Tseng always has an innate love for design, and, after spending high school in South Africa and college in the United States, she obtained her masters in Graphic Design in 2001. Graduated and job-ready, Tseng’s business endeavors were thwarted the 9/11 market crash, leaving fresh graduate Tseng with a dry job market; however, rather than stunt her job-search, Tseng turned difficulty into opportunity, telling herself, “If I can’t find a job, why not create a job for myself?” Tseng began knocking on every retail store door she could find, asking owners for their business cards and to view their stores’ websites. After looking over them, Tseng would note any improvements the sites needed and would offer the owners her design services in packages, letting the retailers choose the desired features accordingly. Tseng’s freelance graphic design work would further establish itself after working in California, where her employer would offer her a full-time job alongside a Visa sponsorship.

After working a decade with her employer, Tseng craved a change in pace, causing her and her partner to open an Indian restaurant called Noori. The task was not without its challenges, though. Not only did Tseng have limited knowledge of cooking Indian food, but Noori’s early customers and workers thought Tseng was odd for running an Indian restaurant while being Chinese, and even encountered workplace genderism with people assuming her partner to be Noori’s boss. She feels she needs to do extra work to prove her worth as a woman and win people’s respect. To bolster her cooking knowledge, Tseng practiced making every dish on the menu until wholly grasping the process, becoming a self-taught expert on Indian cuisine. Being located in a restaurant hotspot for San Francisco Bay, Tseng also dealt with the added difficulty of fierce competition. To stand out, she prioritizes making Noori the most authentic restaurant in the area. Restaurants often have slow starts as well, with Noori taking three years to be sizably profitable, making it that much more difficult to maintain customer expectation. With all of Tseng’s efforts to have good business conduct, she feels able to take pride in her food’s consistency, specifically her specially made curries. She ensures the dish’s quality taste and consistency by solely handling its preparation, only allowing chefs to follow her lead for optimal constancy.

FOOD FOR THOUGHT 

Marketing should be done in forms of advertisements, flyers, articles, YouTube videos, and Facebook & Instagram posts. Social media is crucial to the restaurant business, with Tseng adding that Google and Yelp reviews are pivotal as well. Advertising restaurants through websites and blog posts increases exposure and widens market reach. When founding a restaurant, marketing should be aggressive, with frequent social media updates listing specials and discounts.

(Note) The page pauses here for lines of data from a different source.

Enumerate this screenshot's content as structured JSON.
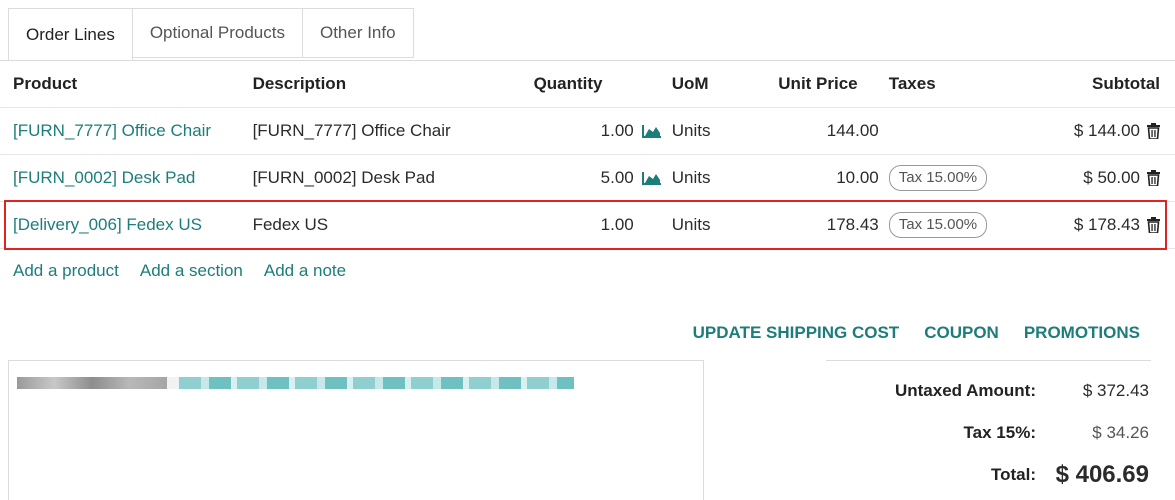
{
  "tabs": [
    "Order Lines",
    "Optional Products",
    "Other Info"
  ],
  "columns": {
    "product": "Product",
    "description": "Description",
    "quantity": "Quantity",
    "uom": "UoM",
    "unit_price": "Unit Price",
    "taxes": "Taxes",
    "subtotal": "Subtotal"
  },
  "lines": [
    {
      "product": "[FURN_7777] Office Chair",
      "description": "[FURN_7777] Office Chair",
      "quantity": "1.00",
      "uom": "Units",
      "unit_price": "144.00",
      "tax": "",
      "subtotal": "$ 144.00",
      "has_forecast": true
    },
    {
      "product": "[FURN_0002] Desk Pad",
      "description": "[FURN_0002] Desk Pad",
      "quantity": "5.00",
      "uom": "Units",
      "unit_price": "10.00",
      "tax": "Tax 15.00%",
      "subtotal": "$ 50.00",
      "has_forecast": true
    },
    {
      "product": "[Delivery_006] Fedex US",
      "description": "Fedex US",
      "quantity": "1.00",
      "uom": "Units",
      "unit_price": "178.43",
      "tax": "Tax 15.00%",
      "subtotal": "$ 178.43",
      "has_forecast": false
    }
  ],
  "add_links": {
    "product": "Add a product",
    "section": "Add a section",
    "note": "Add a note"
  },
  "actions": {
    "shipping": "UPDATE SHIPPING COST",
    "coupon": "COUPON",
    "promotions": "PROMOTIONS"
  },
  "totals": {
    "untaxed_label": "Untaxed Amount:",
    "untaxed_value": "$ 372.43",
    "tax_label": "Tax 15%:",
    "tax_value": "$ 34.26",
    "total_label": "Total:",
    "total_value": "$ 406.69"
  },
  "colors": {
    "link": "#1d7d7a",
    "highlight": "#e02424",
    "forecast_icon": "#1d7d7a"
  },
  "icons": {
    "forecast": "area-chart-icon",
    "delete": "trash-icon"
  }
}
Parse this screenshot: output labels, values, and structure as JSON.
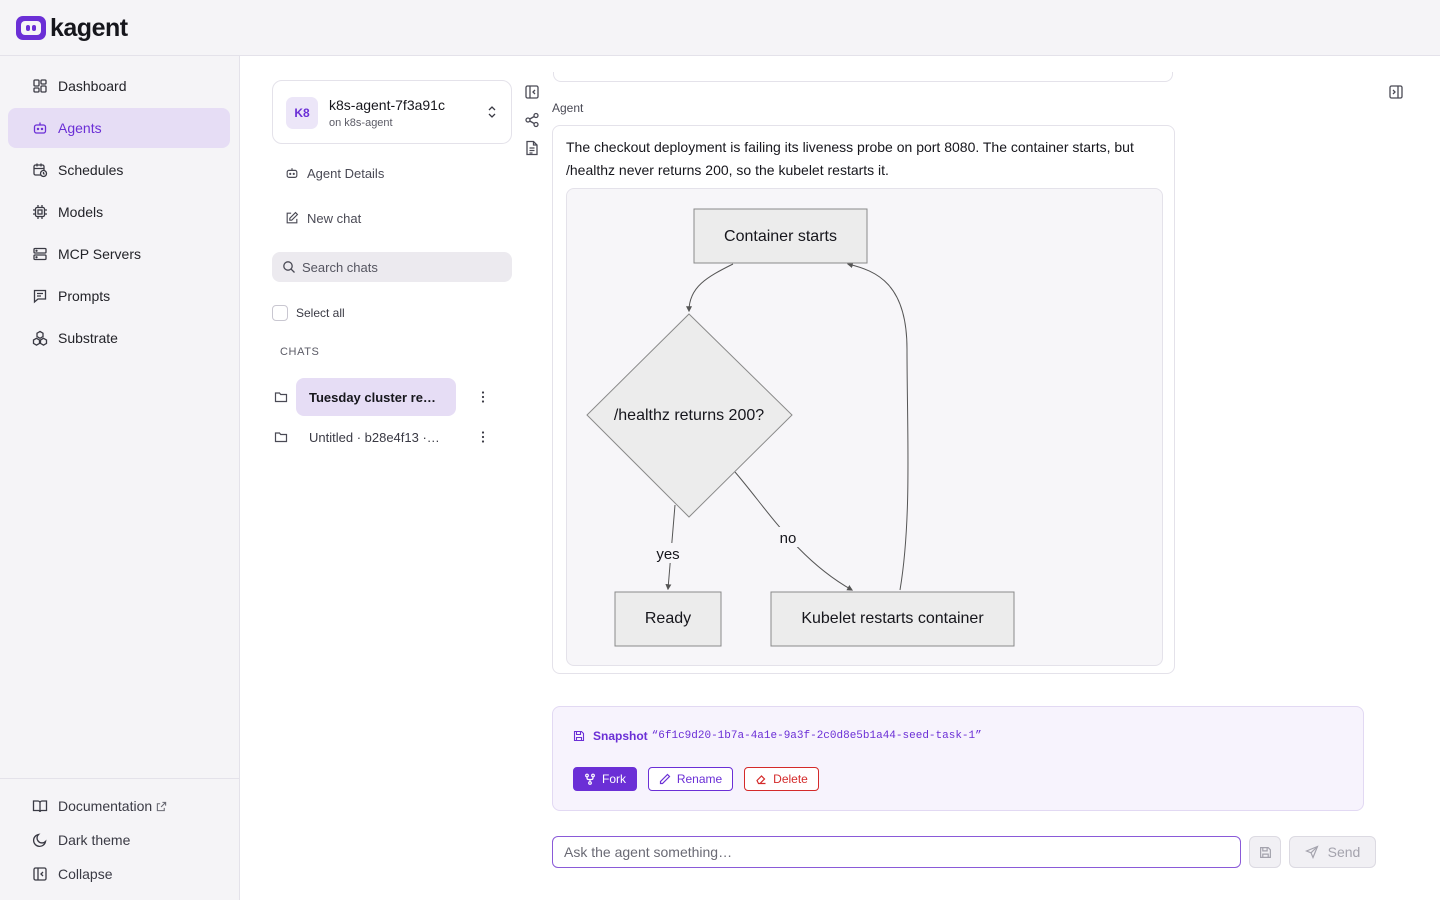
{
  "app": {
    "brand": "kagent",
    "accent": "#6b2fd6"
  },
  "sidebar": {
    "items": [
      {
        "label": "Dashboard",
        "icon": "dashboard-icon"
      },
      {
        "label": "Agents",
        "icon": "bot-icon",
        "active": true
      },
      {
        "label": "Schedules",
        "icon": "calendar-clock-icon"
      },
      {
        "label": "Models",
        "icon": "chip-icon"
      },
      {
        "label": "MCP Servers",
        "icon": "server-icon"
      },
      {
        "label": "Prompts",
        "icon": "message-square-icon"
      },
      {
        "label": "Substrate",
        "icon": "boxes-icon"
      }
    ],
    "footer": {
      "documentation": "Documentation",
      "dark_theme": "Dark theme",
      "collapse": "Collapse"
    }
  },
  "agent": {
    "initials": "K8",
    "name": "k8s-agent-7f3a91c",
    "subtitle": "on k8s-agent"
  },
  "chat_panel": {
    "agent_details": "Agent Details",
    "new_chat": "New chat",
    "search_placeholder": "Search chats",
    "select_all": "Select all",
    "section_label": "CHATS",
    "chats": [
      {
        "title": "Tuesday cluster re…",
        "active": true
      },
      {
        "title": "Untitled · b28e4f13 ·…",
        "active": false
      }
    ]
  },
  "conversation": {
    "role_label": "Agent",
    "message": "The checkout deployment is failing its liveness probe on port 8080. The container starts, but /healthz never returns 200, so the kubelet restarts it.",
    "diagram": {
      "nodes": {
        "start": "Container starts",
        "decision": "/healthz returns 200?",
        "ready": "Ready",
        "restart": "Kubelet restarts container"
      },
      "edges": {
        "yes": "yes",
        "no": "no"
      }
    }
  },
  "snapshot": {
    "title": "Snapshot",
    "id": "“6f1c9d20-1b7a-4a1e-9a3f-2c0d8e5b1a44-seed-task-1”",
    "fork": "Fork",
    "rename": "Rename",
    "delete": "Delete"
  },
  "composer": {
    "placeholder": "Ask the agent something…",
    "send": "Send"
  }
}
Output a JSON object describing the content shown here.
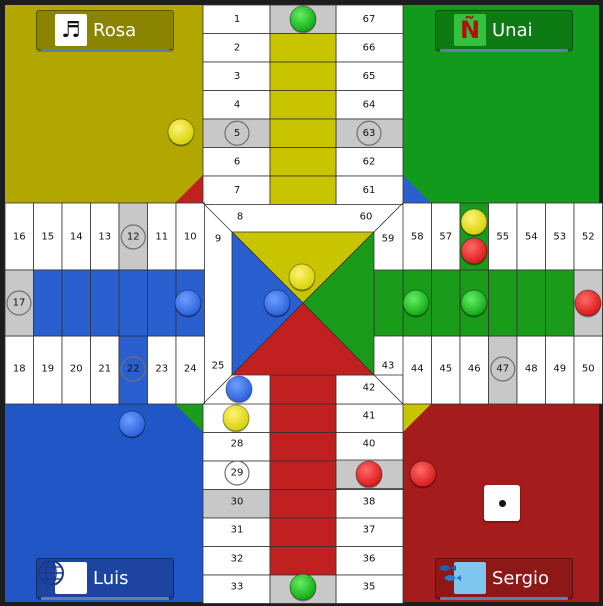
{
  "players": {
    "rosa": {
      "name": "Rosa",
      "icon": "music-notes-icon",
      "color": "#c8c400"
    },
    "unai": {
      "name": "Unai",
      "icon": "letter-enye-icon",
      "glyph": "Ñ",
      "color": "#1a9c1a"
    },
    "luis": {
      "name": "Luis",
      "icon": "globe-icon",
      "color": "#2a5fd0"
    },
    "sergio": {
      "name": "Sergio",
      "icon": "fish-puzzle-icon",
      "color": "#c02020"
    }
  },
  "colors": {
    "yellow": "#c8c400",
    "yellow_home": "#b2a600",
    "green": "#1a9c1a",
    "green_home": "#119a1c",
    "blue": "#2a5fd0",
    "blue_home": "#2156c6",
    "red": "#c02020",
    "red_home": "#a51c1c",
    "safe_gray": "#c8c8c8"
  },
  "tracks": {
    "top_left": [
      "1",
      "2",
      "3",
      "4",
      "5",
      "6",
      "7",
      "8"
    ],
    "top_right": [
      "67",
      "66",
      "65",
      "64",
      "63",
      "62",
      "61",
      "60"
    ],
    "left_upper": [
      "16",
      "15",
      "14",
      "13",
      "12",
      "11",
      "10",
      "9"
    ],
    "left_lower": [
      "18",
      "19",
      "20",
      "21",
      "22",
      "23",
      "24",
      "25"
    ],
    "left_safe": "17",
    "right_upper": [
      "59",
      "58",
      "57",
      "56",
      "55",
      "54",
      "53",
      "52"
    ],
    "right_lower": [
      "43",
      "44",
      "45",
      "46",
      "47",
      "48",
      "49",
      "50"
    ],
    "right_safe": "51",
    "bottom_left": [
      "26",
      "27",
      "28",
      "29",
      "30",
      "31",
      "32",
      "33"
    ],
    "bottom_right": [
      "42",
      "41",
      "40",
      "39",
      "38",
      "37",
      "36",
      "35"
    ],
    "bottom_safe": "34",
    "top_safe": "68"
  },
  "safe_squares": [
    "5",
    "12",
    "17",
    "22",
    "29",
    "46",
    "63"
  ],
  "die": {
    "value": 1
  }
}
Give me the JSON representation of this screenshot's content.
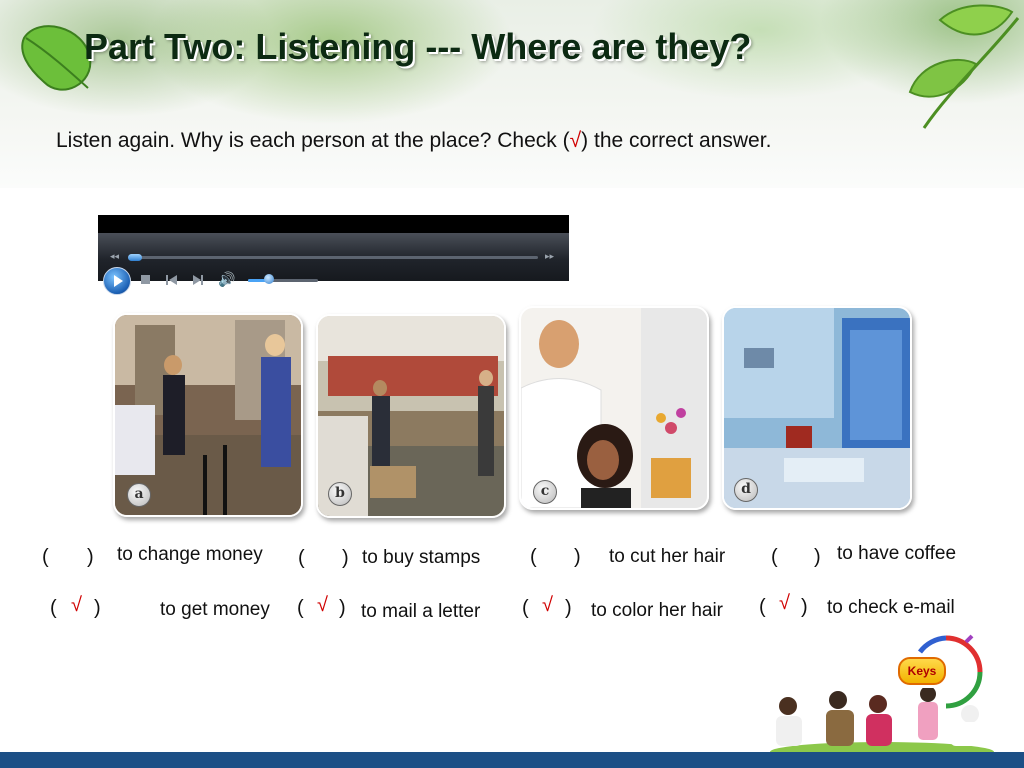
{
  "slide": {
    "title": "Part Two: Listening --- Where are they?",
    "instruction_before": "Listen again. Why is each person at the place? Check (",
    "instruction_mark": "√",
    "instruction_after": ") the correct answer."
  },
  "player": {
    "rewind_label": "◂◂",
    "forward_label": "▸▸",
    "seek_progress": 0.0,
    "volume_level": 0.3
  },
  "photos": [
    {
      "letter": "a"
    },
    {
      "letter": "b"
    },
    {
      "letter": "c"
    },
    {
      "letter": "d"
    }
  ],
  "answers": {
    "open_paren": "(",
    "close_paren": ")",
    "check_mark": "√",
    "row1": [
      {
        "text": "to change money",
        "checked": false
      },
      {
        "text": "to buy stamps",
        "checked": false
      },
      {
        "text": "to cut her hair",
        "checked": false
      },
      {
        "text": "to have coffee",
        "checked": false
      }
    ],
    "row2": [
      {
        "text": "to get money",
        "checked": true
      },
      {
        "text": "to mail a letter",
        "checked": true
      },
      {
        "text": "to color her hair",
        "checked": true
      },
      {
        "text": "to check e-mail",
        "checked": true
      }
    ]
  },
  "keys_button": "Keys",
  "colors": {
    "check_red": "#d00000",
    "footer_blue": "#1c4f86",
    "title_green": "#0c2a12"
  }
}
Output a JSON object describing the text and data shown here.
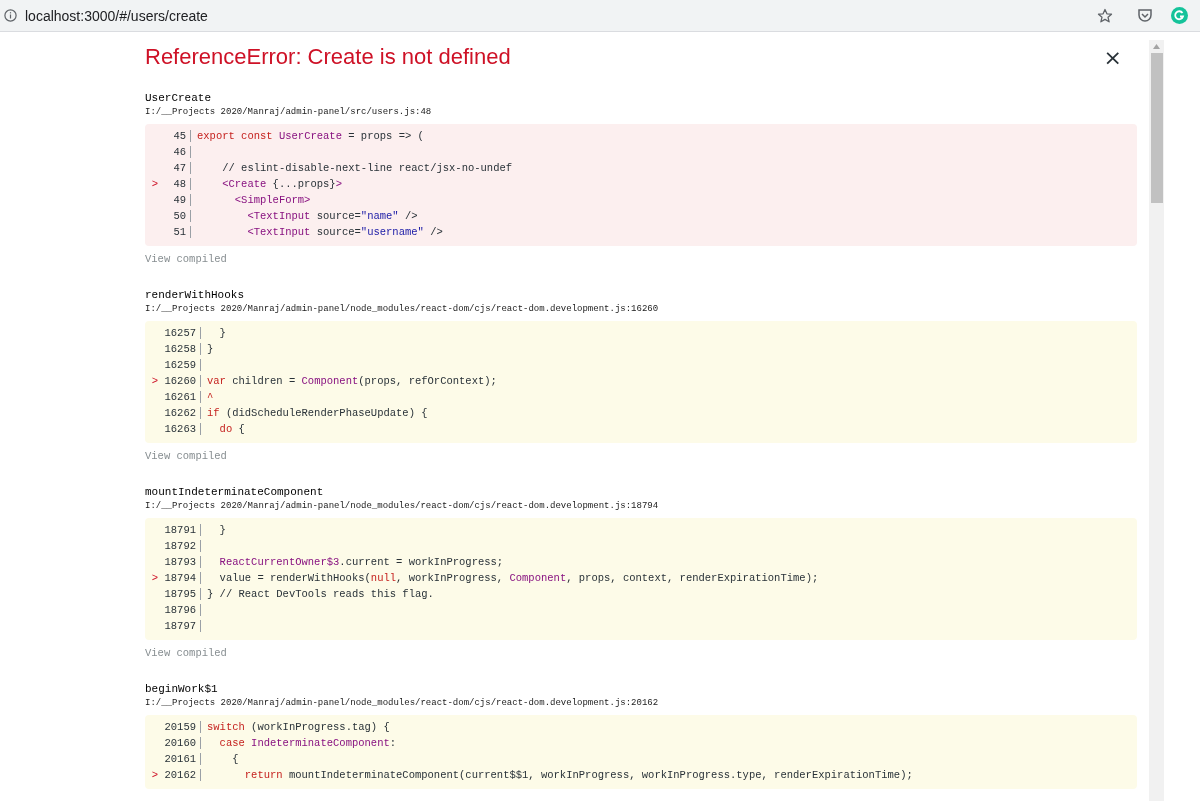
{
  "browser": {
    "url": "localhost:3000/#/users/create"
  },
  "error": {
    "title": "ReferenceError: Create is not defined",
    "close": "×"
  },
  "frames": [
    {
      "name": "UserCreate",
      "path": "I:/__Projects 2020/Manraj/admin-panel/src/users.js:48",
      "app_code": true,
      "link": "View compiled",
      "lines": [
        {
          "number": "45",
          "tokens": [
            {
              "kind": "keyword",
              "text": "export const "
            },
            {
              "kind": "name",
              "text": "UserCreate"
            },
            {
              "kind": "plain",
              "text": " = props => ("
            }
          ]
        },
        {
          "number": "46"
        },
        {
          "number": "47",
          "tokens": [
            {
              "kind": "plain",
              "text": "    // eslint-disable-next-line react/jsx-no-undef"
            }
          ]
        },
        {
          "number": "48",
          "marker": ">",
          "tokens": [
            {
              "kind": "name",
              "text": "    <Create"
            },
            {
              "kind": "plain",
              "text": " {...props}"
            },
            {
              "kind": "name",
              "text": ">"
            }
          ]
        },
        {
          "number": "49",
          "tokens": [
            {
              "kind": "name",
              "text": "      <SimpleForm>"
            }
          ]
        },
        {
          "number": "50",
          "tokens": [
            {
              "kind": "name",
              "text": "        <TextInput"
            },
            {
              "kind": "plain",
              "text": " source="
            },
            {
              "kind": "string",
              "text": "\"name\""
            },
            {
              "kind": "plain",
              "text": " />"
            }
          ]
        },
        {
          "number": "51",
          "tokens": [
            {
              "kind": "name",
              "text": "        <TextInput"
            },
            {
              "kind": "plain",
              "text": " source="
            },
            {
              "kind": "string",
              "text": "\"username\""
            },
            {
              "kind": "plain",
              "text": " />"
            }
          ]
        }
      ]
    },
    {
      "name": "renderWithHooks",
      "path": "I:/__Projects 2020/Manraj/admin-panel/node_modules/react-dom/cjs/react-dom.development.js:16260",
      "app_code": false,
      "link": "View compiled",
      "lines": [
        {
          "number": "16257",
          "tokens": [
            {
              "kind": "plain",
              "text": "  }"
            }
          ]
        },
        {
          "number": "16258",
          "tokens": [
            {
              "kind": "plain",
              "text": "}"
            }
          ]
        },
        {
          "number": "16259"
        },
        {
          "number": "16260",
          "marker": ">",
          "tokens": [
            {
              "kind": "keyword",
              "text": "var"
            },
            {
              "kind": "plain",
              "text": " children = "
            },
            {
              "kind": "name",
              "text": "Component"
            },
            {
              "kind": "plain",
              "text": "(props, refOrContext);"
            }
          ]
        },
        {
          "number": "16261",
          "tokens": [
            {
              "kind": "keyword",
              "text": "^"
            }
          ]
        },
        {
          "number": "16262",
          "tokens": [
            {
              "kind": "keyword",
              "text": "if"
            },
            {
              "kind": "plain",
              "text": " (didScheduleRenderPhaseUpdate) {"
            }
          ]
        },
        {
          "number": "16263",
          "tokens": [
            {
              "kind": "keyword",
              "text": "  do"
            },
            {
              "kind": "plain",
              "text": " {"
            }
          ]
        }
      ]
    },
    {
      "name": "mountIndeterminateComponent",
      "path": "I:/__Projects 2020/Manraj/admin-panel/node_modules/react-dom/cjs/react-dom.development.js:18794",
      "app_code": false,
      "link": "View compiled",
      "lines": [
        {
          "number": "18791",
          "tokens": [
            {
              "kind": "plain",
              "text": "  }"
            }
          ]
        },
        {
          "number": "18792"
        },
        {
          "number": "18793",
          "tokens": [
            {
              "kind": "name",
              "text": "  ReactCurrentOwner$3"
            },
            {
              "kind": "plain",
              "text": ".current = workInProgress;"
            }
          ]
        },
        {
          "number": "18794",
          "marker": ">",
          "tokens": [
            {
              "kind": "plain",
              "text": "  value = renderWithHooks("
            },
            {
              "kind": "keyword",
              "text": "null"
            },
            {
              "kind": "plain",
              "text": ", workInProgress, "
            },
            {
              "kind": "name",
              "text": "Component"
            },
            {
              "kind": "plain",
              "text": ", props, context, renderExpirationTime);"
            }
          ]
        },
        {
          "number": "18795",
          "tokens": [
            {
              "kind": "plain",
              "text": "} // React DevTools reads this flag."
            }
          ]
        },
        {
          "number": "18796"
        },
        {
          "number": "18797"
        }
      ]
    },
    {
      "name": "beginWork$1",
      "path": "I:/__Projects 2020/Manraj/admin-panel/node_modules/react-dom/cjs/react-dom.development.js:20162",
      "app_code": false,
      "lines": [
        {
          "number": "20159",
          "tokens": [
            {
              "kind": "keyword",
              "text": "switch"
            },
            {
              "kind": "plain",
              "text": " (workInProgress.tag) {"
            }
          ]
        },
        {
          "number": "20160",
          "tokens": [
            {
              "kind": "keyword",
              "text": "  case"
            },
            {
              "kind": "name",
              "text": " IndeterminateComponent"
            },
            {
              "kind": "plain",
              "text": ":"
            }
          ]
        },
        {
          "number": "20161",
          "tokens": [
            {
              "kind": "plain",
              "text": "    {"
            }
          ]
        },
        {
          "number": "20162",
          "marker": ">",
          "tokens": [
            {
              "kind": "keyword",
              "text": "      return"
            },
            {
              "kind": "plain",
              "text": " mountIndeterminateComponent(current$$1, workInProgress, workInProgress.type, renderExpirationTime);"
            }
          ]
        }
      ]
    }
  ]
}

BIRDSEYE VIEW

Tseng’s entrepreneurial journey shows that exuding grit and perseverance will eventually lead to success. Her story serves as a model example of proper business conduct in the face of adversity, making her an inspiration for any looking to involve themselves with the restaurant business. Whether it was her resilience during the job crash or her thoroughness in perfecting cuisine, Tseng always gives her and consumers her all, a work ethic any aspiring entrepreneur can learn something from.